Jay Pennington demonstrates the windows, which work on light sensors. Some are more light-sensitive than others, but Pennington says they should work better once the sun goes down and there’s less competing natural light.
During the rehearsal, the piece of the concession stand walkway that Shepherd dropped while placing does, in fact, become musical. Marion Tortorich moves away from her percussion station to start playing the railing.
In the middle of the space on a minimal stage is Parker, who has his upright bass and a horn with him. He does little demonstrative conducting; in fact, he often looks like a musician without a home in this context. But according to Rob Cambre, he has been instrumental in getting the players to the point they were at.
“‘Play to the room,’ he said.”
Parker suggested that rather than try to fight the space, that they adapt to it. If nothing else, that philosophy keeps everybody sanguine, though no one seems exactly happy. Parker’s flexibility also helps the overall sense of confidence. When parts of his planned score didn’t work in an earlier rehearsal, he scrapped them and focused on the parts that did.
The day ends with another effort to improve the players’ ability to hear each other. A few monitors have been set up, and the monitor check goes most monitor checks do—with a guy in a black T-shirt telling someone to play while another guy in a black T-shirt tweaks knobs until a feedback squeal tells him he went a dial setting too far.
The musicians make plans for one more rehearsal, chat, then filter out across Shepherd's bridge. McCalla stops to reflect on the process.

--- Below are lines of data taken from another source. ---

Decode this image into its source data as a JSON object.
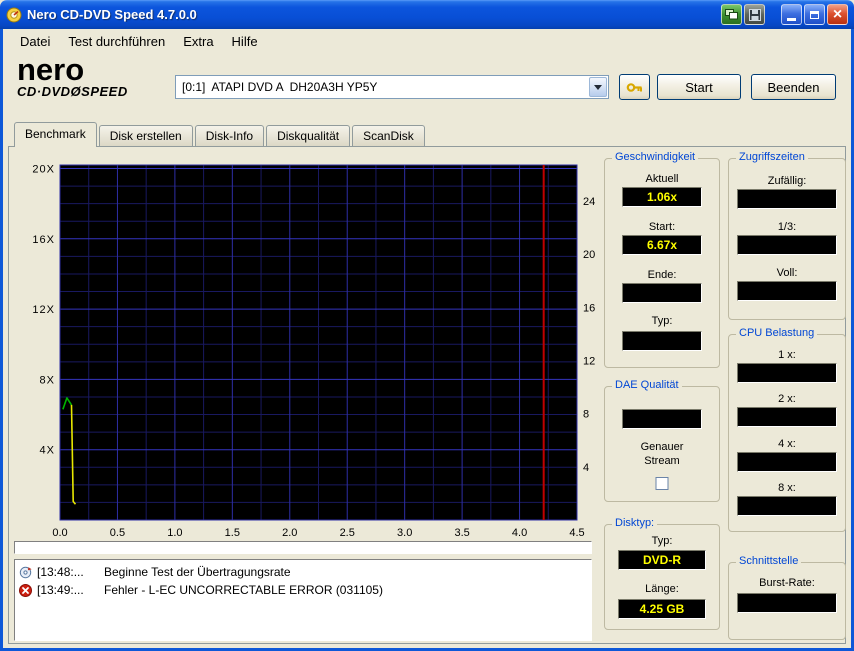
{
  "window": {
    "title": "Nero CD-DVD Speed 4.7.0.0"
  },
  "menu": {
    "items": [
      "Datei",
      "Test durchführen",
      "Extra",
      "Hilfe"
    ]
  },
  "toolbar": {
    "logo": {
      "line1": "nero",
      "line2": "CD·DVDØSPEED"
    },
    "drive_selector": {
      "value": "[0:1]  ATAPI DVD A  DH20A3H YP5Y"
    },
    "start_button": "Start",
    "quit_button": "Beenden"
  },
  "tabs": {
    "items": [
      "Benchmark",
      "Disk erstellen",
      "Disk-Info",
      "Diskqualität",
      "ScanDisk"
    ],
    "active": "Benchmark"
  },
  "chart_data": {
    "type": "line",
    "xlim": [
      0,
      4.5
    ],
    "ylim_left": [
      0,
      20.2
    ],
    "ylim_right": [
      0,
      26.7
    ],
    "x_ticks": [
      {
        "v": 0,
        "label": "0.0"
      },
      {
        "v": 0.5,
        "label": "0.5"
      },
      {
        "v": 1,
        "label": "1.0"
      },
      {
        "v": 1.5,
        "label": "1.5"
      },
      {
        "v": 2,
        "label": "2.0"
      },
      {
        "v": 2.5,
        "label": "2.5"
      },
      {
        "v": 3,
        "label": "3.0"
      },
      {
        "v": 3.5,
        "label": "3.5"
      },
      {
        "v": 4,
        "label": "4.0"
      },
      {
        "v": 4.5,
        "label": "4.5"
      }
    ],
    "y_left_ticks": [
      {
        "v": 20,
        "label": "20X"
      },
      {
        "v": 16,
        "label": "16X"
      },
      {
        "v": 12,
        "label": "12X"
      },
      {
        "v": 8,
        "label": "8X"
      },
      {
        "v": 4,
        "label": "4X"
      }
    ],
    "y_right_ticks": [
      {
        "v": 24,
        "label": "24"
      },
      {
        "v": 20,
        "label": "20"
      },
      {
        "v": 16,
        "label": "16"
      },
      {
        "v": 12,
        "label": "12"
      },
      {
        "v": 8,
        "label": "8"
      },
      {
        "v": 4,
        "label": "4"
      }
    ],
    "series": [
      {
        "name": "transfer-rate-start",
        "color": "#00b400",
        "points": [
          [
            0.025,
            6.3
          ],
          [
            0.06,
            6.95
          ],
          [
            0.1,
            6.55
          ]
        ]
      },
      {
        "name": "transfer-rate-drop",
        "color": "#e8e800",
        "points": [
          [
            0.1,
            6.55
          ],
          [
            0.115,
            1.05
          ],
          [
            0.135,
            0.9
          ]
        ]
      }
    ],
    "markers": [
      {
        "type": "vline",
        "x": 4.21,
        "color": "#c00000"
      }
    ],
    "grid": {
      "background": "#000000",
      "minor_color": "#191960",
      "major_v_color": "#2e2ea6",
      "major_h_color": "#3434c0",
      "minor_x_step": 0.25,
      "major_x_step": 0.5,
      "minor_y_step": 1,
      "major_y_step": 4
    }
  },
  "log": {
    "entries": [
      {
        "time": "[13:48:...",
        "message": "Beginne Test der Übertragungsrate",
        "icon": "start"
      },
      {
        "time": "[13:49:...",
        "message": "Fehler - L-EC UNCORRECTABLE ERROR (031105)",
        "icon": "error"
      }
    ]
  },
  "panels": {
    "geschwindigkeit": {
      "title": "Geschwindigkeit",
      "fields": [
        {
          "label": "Aktuell",
          "value": "1.06x"
        },
        {
          "label": "Start:",
          "value": "6.67x"
        },
        {
          "label": "Ende:",
          "value": ""
        },
        {
          "label": "Typ:",
          "value": ""
        }
      ]
    },
    "zugriffszeiten": {
      "title": "Zugriffszeiten",
      "fields": [
        {
          "label": "Zufällig:",
          "value": ""
        },
        {
          "label": "1/3:",
          "value": ""
        },
        {
          "label": "Voll:",
          "value": ""
        }
      ]
    },
    "cpu": {
      "title": "CPU Belastung",
      "fields": [
        {
          "label": "1 x:",
          "value": ""
        },
        {
          "label": "2 x:",
          "value": ""
        },
        {
          "label": "4 x:",
          "value": ""
        },
        {
          "label": "8 x:",
          "value": ""
        }
      ]
    },
    "dae": {
      "title": "DAE Qualität",
      "value": "",
      "line1": "Genauer",
      "line2": "Stream",
      "checked": false
    },
    "disktyp": {
      "title": "Disktyp:",
      "fields": [
        {
          "label": "Typ:",
          "value": "DVD-R"
        },
        {
          "label": "Länge:",
          "value": "4.25 GB"
        }
      ]
    },
    "schnittstelle": {
      "title": "Schnittstelle",
      "fields": [
        {
          "label": "Burst-Rate:",
          "value": ""
        }
      ]
    }
  },
  "colors": {
    "value_text": "#ffff00",
    "group_title": "#0046d5",
    "titlebar": "#0a50d6",
    "error": "#cc1f10"
  }
}
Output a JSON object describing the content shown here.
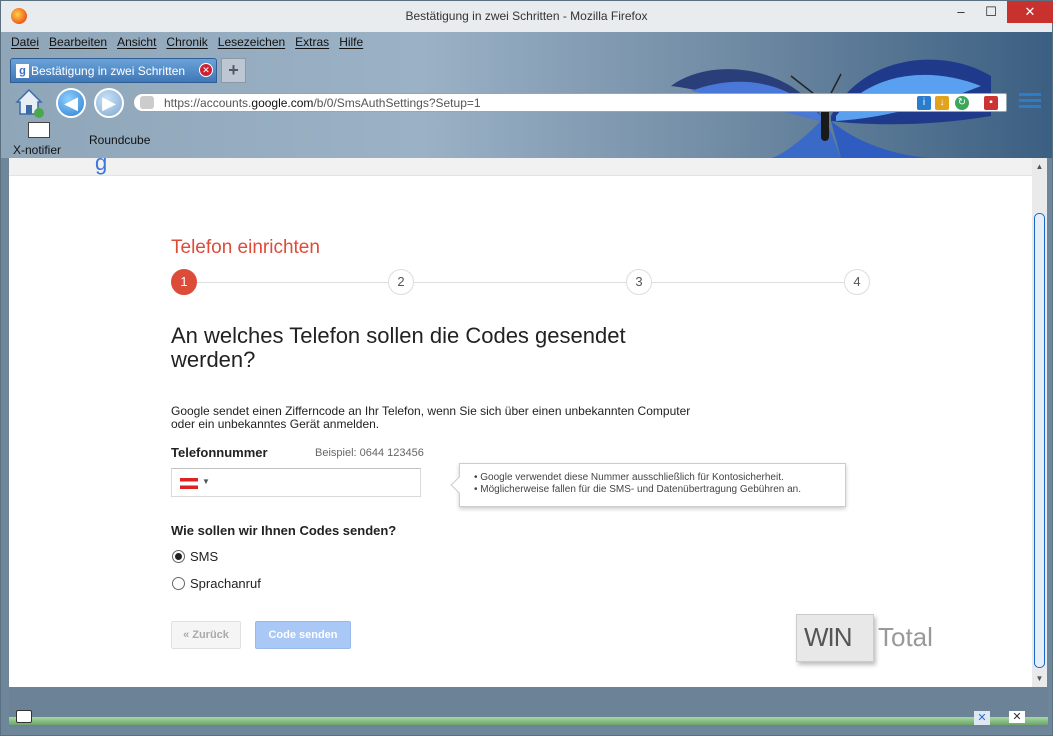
{
  "window": {
    "title": "Bestätigung in zwei Schritten - Mozilla Firefox",
    "min": "–",
    "max": "☐",
    "close": "✕"
  },
  "menu": [
    "Datei",
    "Bearbeiten",
    "Ansicht",
    "Chronik",
    "Lesezeichen",
    "Extras",
    "Hilfe"
  ],
  "tab": {
    "favicon": "g",
    "label": "Bestätigung in zwei Schritten",
    "newtab": "+"
  },
  "url": {
    "prefix": "https://accounts.",
    "domain": "google.com",
    "path": "/b/0/SmsAuthSettings?Setup=1"
  },
  "bookmarks": {
    "xnotifier": "X-notifier",
    "roundcube": "Roundcube"
  },
  "page": {
    "heading": "Telefon einrichten",
    "steps": [
      "1",
      "2",
      "3",
      "4"
    ],
    "active_step": 1,
    "question": "An welches Telefon sollen die Codes gesendet werden?",
    "description": "Google sendet einen Zifferncode an Ihr Telefon, wenn Sie sich über einen unbekannten Computer oder ein unbekanntes Gerät anmelden.",
    "phone_label": "Telefonnummer",
    "phone_example": "Beispiel: 0644 123456",
    "phone_value": "",
    "tooltip": [
      "Google verwendet diese Nummer ausschließlich für Kontosicherheit.",
      "Möglicherweise fallen für die SMS- und Datenübertragung Gebühren an."
    ],
    "method_question": "Wie sollen wir Ihnen Codes senden?",
    "options": [
      {
        "label": "SMS",
        "selected": true
      },
      {
        "label": "Sprachanruf",
        "selected": false
      }
    ],
    "back_button": "« Zurück",
    "send_button": "Code senden"
  },
  "watermark": {
    "part1": "WIN",
    "part2": "Total"
  },
  "colors": {
    "accent_red": "#dd4b39",
    "send_button": "#a9c8f5",
    "link_blue": "#3d77d9"
  }
}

“I’ve never learned an instrument one day and then played it the next day,” she says. “It’s a really cool process; it’s very freeing.”
Update April 3, 2:26 p.m.
The performer playing the windows, Labanna Babalon, has been identified since the story was first posted.
Updated April 3, 3:54 p.m.
The video was added after the story's initial publication.